    I have decided I’m not going to respond to your reply. This is the short route. I realize that people believe different things. Just as it is impossible for you to believe in God, it is impossible for me to believe in Darwin (ism) and/or evolution. I’ll leave it at that and continue using this space for the purpose I started it which was not to argue with every person who happens to disagree with what is right. Good luck in your life.

    jerry

  13. onein6billion

    “He said she ought to be ashamed of herself. Fourth grade–even he gets it!”
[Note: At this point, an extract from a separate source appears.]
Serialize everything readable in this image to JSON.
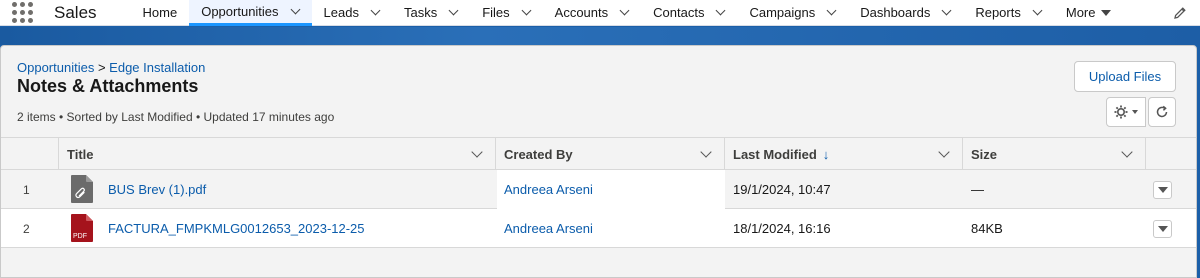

    You failed to point out that such a use of electricity is trivial conpared to the fuel used and that scientific studies show that you are slightly less likely to be involved in an accident if you drive with your lights on. Was he wearing his seat belt? The cost of seat belts towards global warming would be greater than using the headlights for 20 years. Also, eat less food!

  14. One,

    I’m talking about the lights on the inside of the bus, not the ones on the outside.

    It was sarcasm.

    jerry




Leave a Reply

Fill in your details below or click an icon to log in:

WordPress.com Logo

You are commenting using your WordPress.com account. Log Out / Change )

Twitter picture

You are commenting using your Twitter account. Log Out / Change )

Facebook photo

You are commenting using your Facebook account. Log Out / Change )

Google+ photo

You are commenting using your Google+ account. Log Out / Change )

Connecting to %s



%d bloggers like this: